Two decades of financial scandals have seriously damaged the credibility of accountants as guardians of financial information. To repair this credibility, the Malaysian government released a blueprint that mandated Malaysian educational institutions to produce morally competent professionals. This study sought to assist the accounting department at the International Islamic University Malaysia (IIUM) in achieving this mandate by evaluating the moral competencies of 2nd-year students enrolled in the department. The evaluation revealed that the students' had below par levels of moral competencies in dealing with ethical dilemmas in an accounting context. The implication of these results is that IIUM's accounting department has to critically assess the ethical content of its curriculum in order to ensure that it is capable of developing the moral competencies of these students to an excellent level.
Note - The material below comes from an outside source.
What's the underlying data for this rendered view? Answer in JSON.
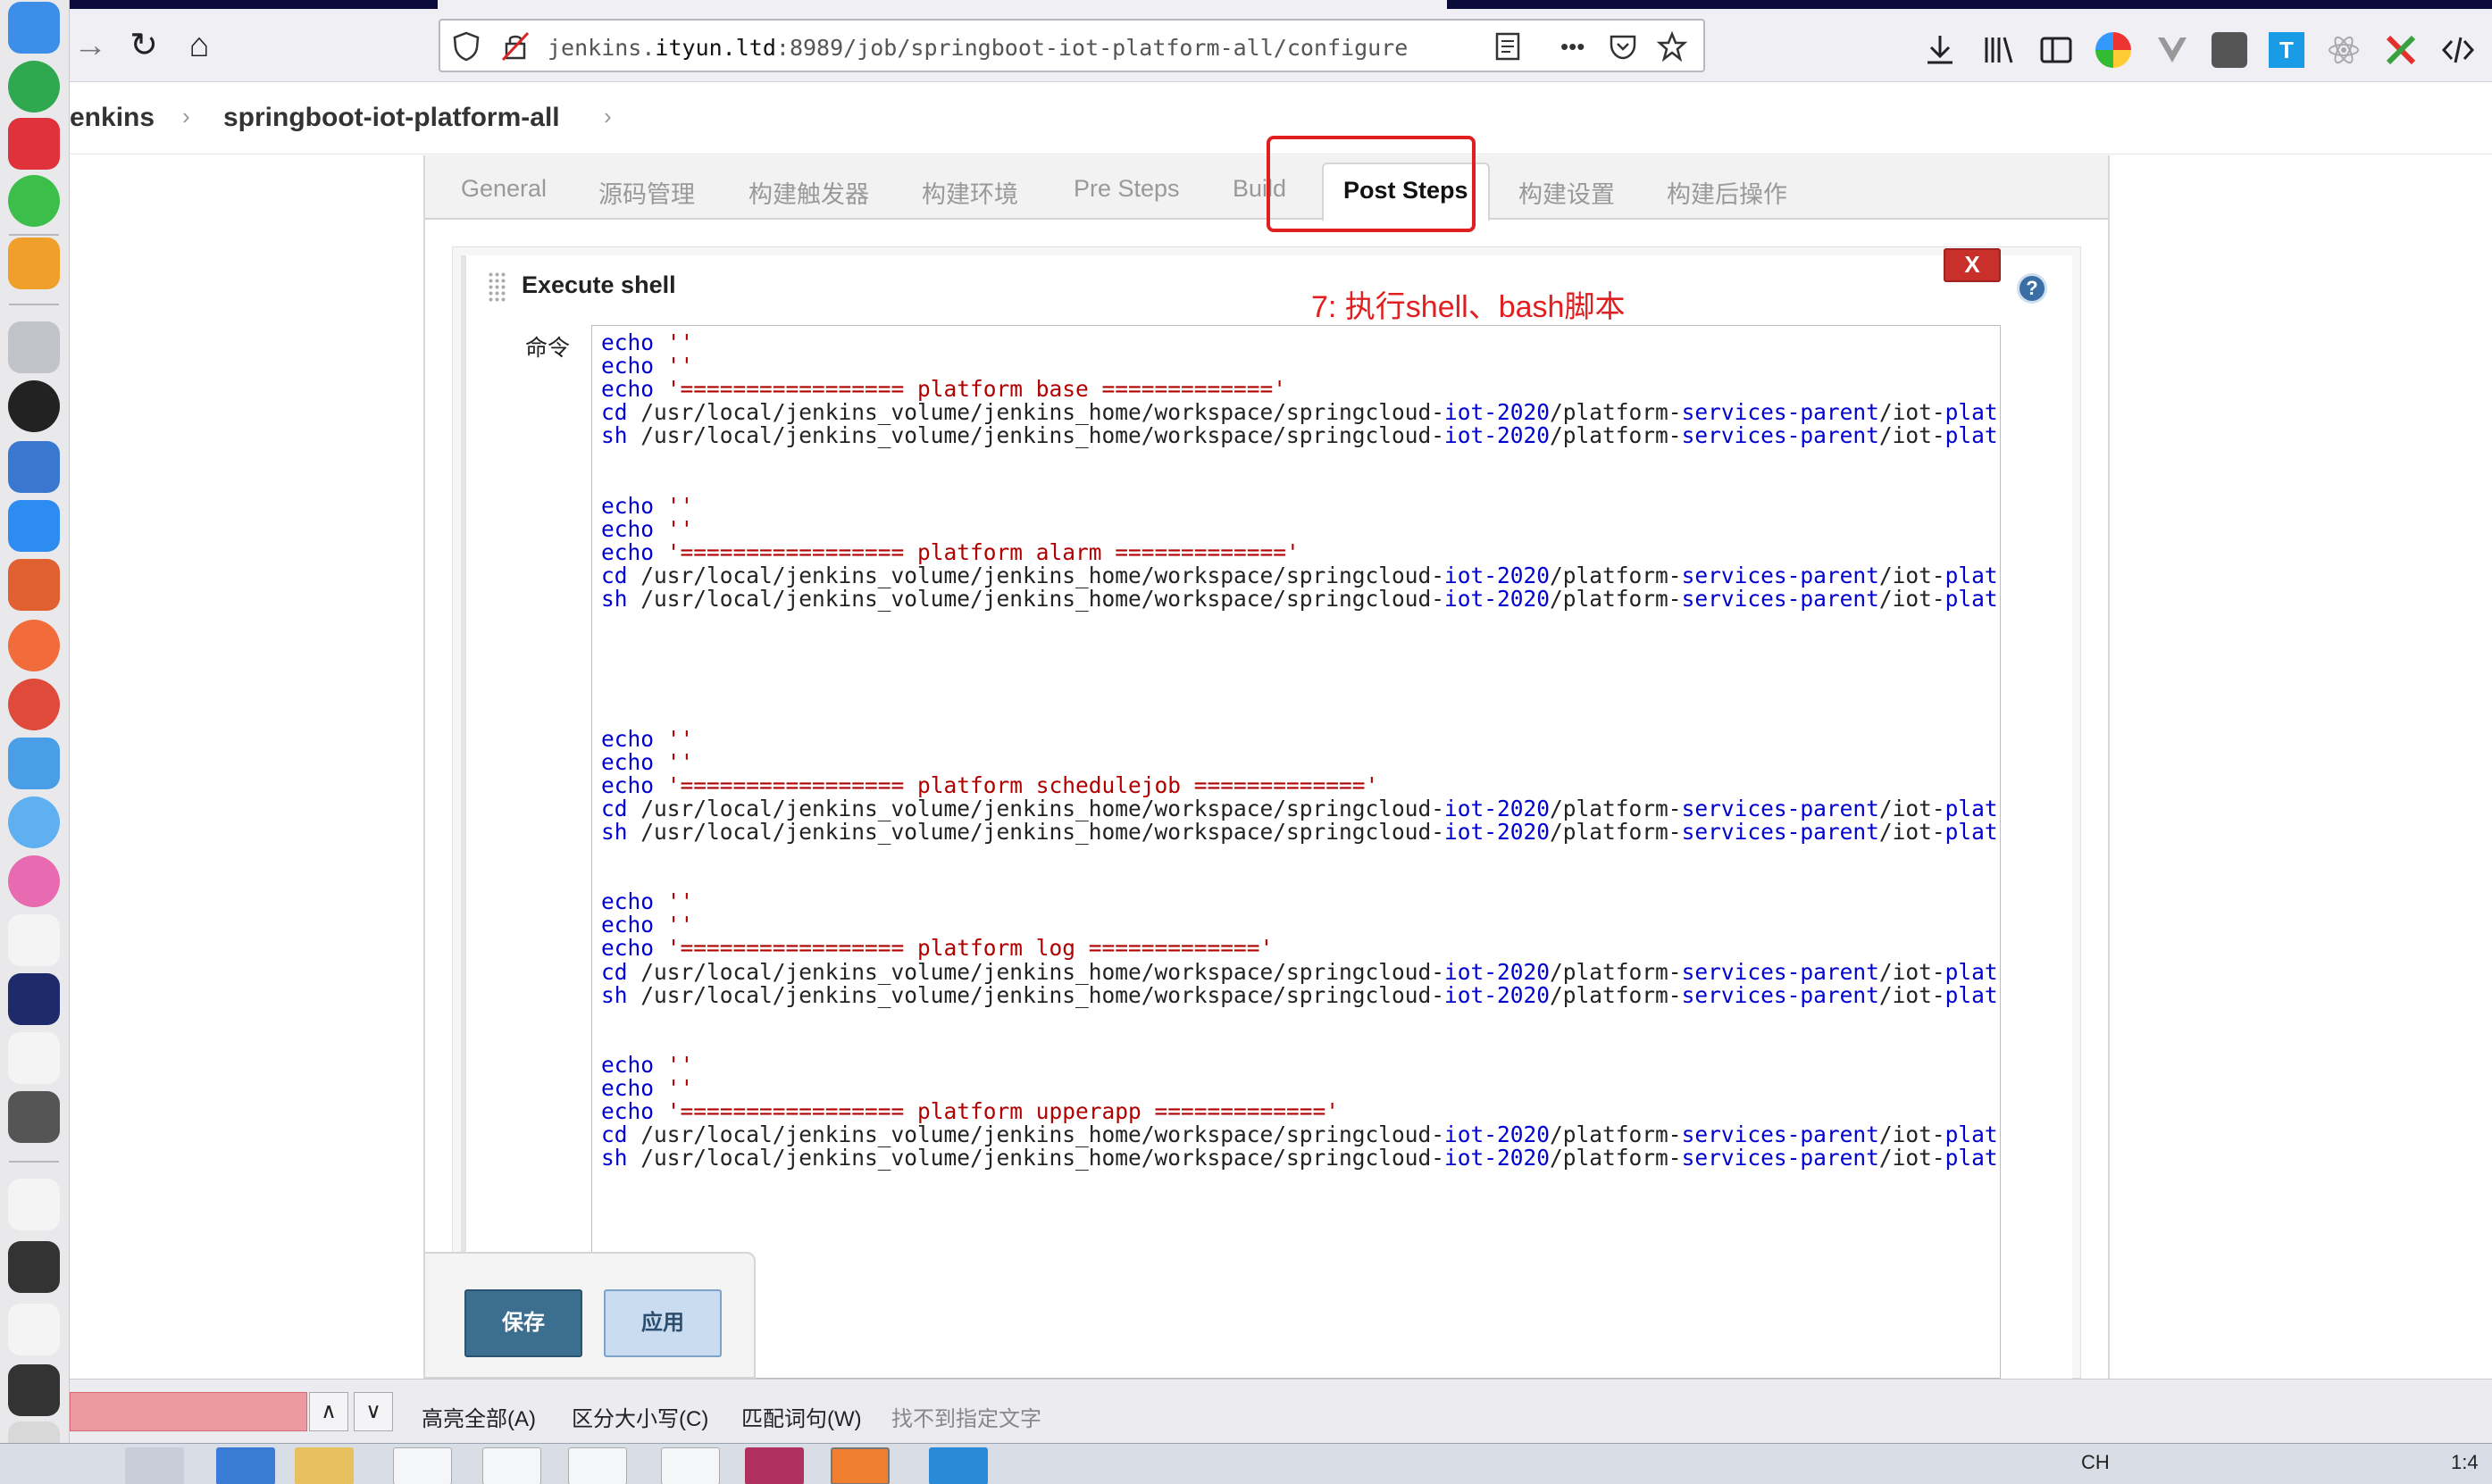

Additionally, there is a need for IIUM to institutionalize the measurement of students' moral competencies so that an objective determination can be made as to how effective the department is in developing the moral competencies of its students.
Moral competence, Educational policy, Accounting students